Writer in Residence · 12/11/2010

Nicky Boy and Baby Girl Are Illustrated


Matthew Salesses’ “Nicky Boy and Baby Girl Are Illustrated” is found at American Short Fiction here.




Nicky boy:
Saw the police car first.
His real name _________.
His visions after he caught malaria in India of women shrunk to frogs, floors steeped a 60ft drop.
His religion ______________.
Wasn’t a real adopted kid because he was Indian and his parents were Indian.
Thought the police car was empty.
Said, “_____________, don’t look.”
Squeezed his fingernails into his thumb, one after another.
A penis as big as his head.
His renunciation of religion after ___________.
His guilt.


Baby girl:
Came and stood next to the window.
Said, “You did not have malaria.”
Knocked on the glass.
Her real name _____________.
Put a hand on the window.
Her birth control.
Squeezed _________’s fingers.
Who could stop looking? She didn’t look away.
Her secret man on the side.
Just a head and breasts.
Her birth marks.
___________ smiled at her.
What she looked like naked.
Grabbed _________’s hand.


The man:
Something no one would ever believe.
The bare skin.
Smiled at ___________.
Blood getting on the window.
A piece of knife.
Little marks like the top halves of mouths.
He pointed at them.
He pointed at them with the knife.
Unzipped his pants.
Blood trickling down his skin.
He stirred into life.
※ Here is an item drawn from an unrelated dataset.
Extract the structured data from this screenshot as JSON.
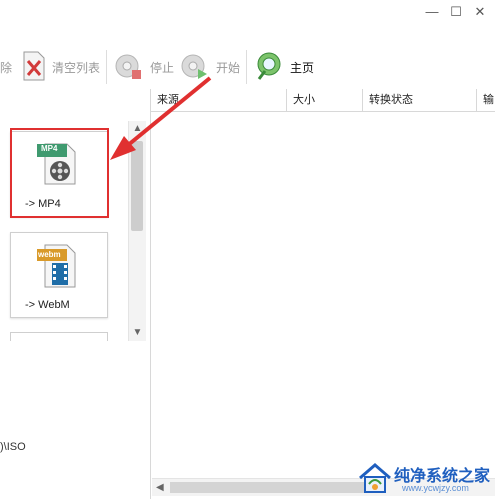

Remixer’s process: Some people will tell you that a project like this is a form of literary criticism. I’m somewhat skeptical, considering how little I try to think about what these stories are “about”. However. With this particular story I believe the form of my remix incorporates a play on certain thematic elements in the original piece (I’m going to clam up on what I think those elements are, because this isn’t the place for that kind of chatter). The idea for the form of this mix came very quickly; however, I initially wanted the “The man” section to be composed entirely of my own text. In my mind the prose would have described a “Bob” from Twin Peaks/ alligator hybrid, but when I started working more closely with Matthew’s writing I realized how much I preferred his words to mine.


posted by Robert Kloss